**What you have to do:** Return each entry word for word and skip its pictures.

══ Listed records

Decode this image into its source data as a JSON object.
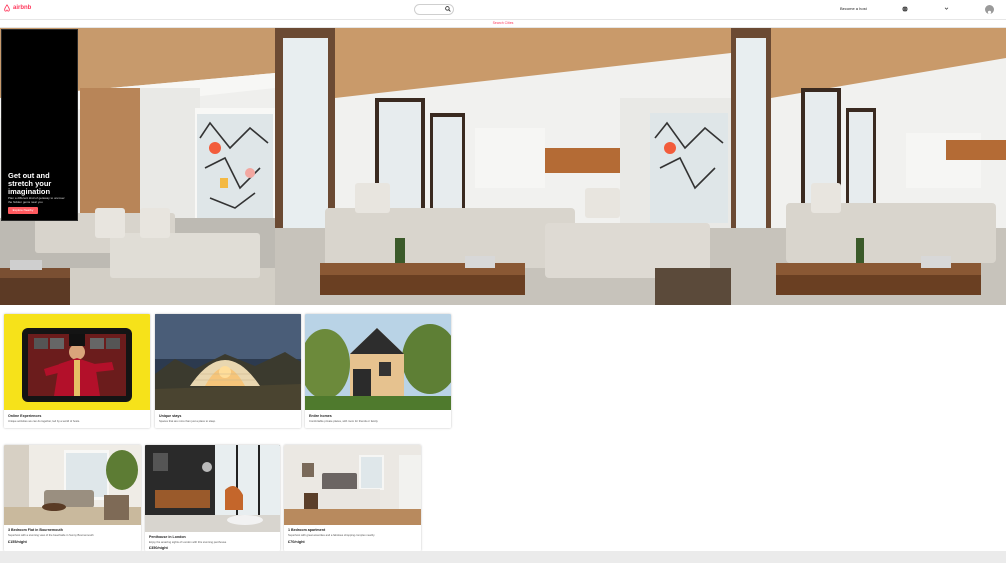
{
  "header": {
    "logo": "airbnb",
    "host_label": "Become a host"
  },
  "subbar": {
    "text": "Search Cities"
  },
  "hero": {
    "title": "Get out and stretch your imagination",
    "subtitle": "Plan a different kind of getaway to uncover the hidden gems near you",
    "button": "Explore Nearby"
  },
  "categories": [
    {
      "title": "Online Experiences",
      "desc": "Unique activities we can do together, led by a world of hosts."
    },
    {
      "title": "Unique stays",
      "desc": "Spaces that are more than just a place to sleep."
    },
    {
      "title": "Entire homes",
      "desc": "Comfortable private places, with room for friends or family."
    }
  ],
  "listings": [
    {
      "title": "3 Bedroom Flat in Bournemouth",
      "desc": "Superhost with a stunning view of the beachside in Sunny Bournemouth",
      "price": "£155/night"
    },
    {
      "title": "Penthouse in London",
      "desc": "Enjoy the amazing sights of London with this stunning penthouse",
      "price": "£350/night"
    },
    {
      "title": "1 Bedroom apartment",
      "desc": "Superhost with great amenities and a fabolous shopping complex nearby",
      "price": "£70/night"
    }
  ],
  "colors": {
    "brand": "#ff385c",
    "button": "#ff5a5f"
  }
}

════

**Written solution:**
Decode this image into its source data as a JSON object.
{
  "header": {
    "logo": "airbnb",
    "host_label": "Become a host"
  },
  "subbar": {
    "text": "Search Cities"
  },
  "hero": {
    "title": "Get out and stretch your imagination",
    "subtitle": "Plan a different kind of getaway to uncover the hidden gems near you",
    "button": "Explore Nearby"
  },
  "categories": [
    {
      "title": "Online Experiences",
      "desc": "Unique activities we can do together, led by a world of hosts."
    },
    {
      "title": "Unique stays",
      "desc": "Spaces that are more than just a place to sleep."
    },
    {
      "title": "Entire homes",
      "desc": "Comfortable private places, with room for friends or family."
    }
  ],
  "listings": [
    {
      "title": "3 Bedroom Flat in Bournemouth",
      "desc": "Superhost with a stunning view of the beachside in Sunny Bournemouth",
      "price": "£155/night"
    },
    {
      "title": "Penthouse in London",
      "desc": "Enjoy the amazing sights of London with this stunning penthouse",
      "price": "£350/night"
    },
    {
      "title": "1 Bedroom apartment",
      "desc": "Superhost with great amenities and a fabolous shopping complex nearby",
      "price": "£70/night"
    }
  ],
  "colors": {
    "brand": "#ff385c",
    "button": "#ff5a5f"
  }
}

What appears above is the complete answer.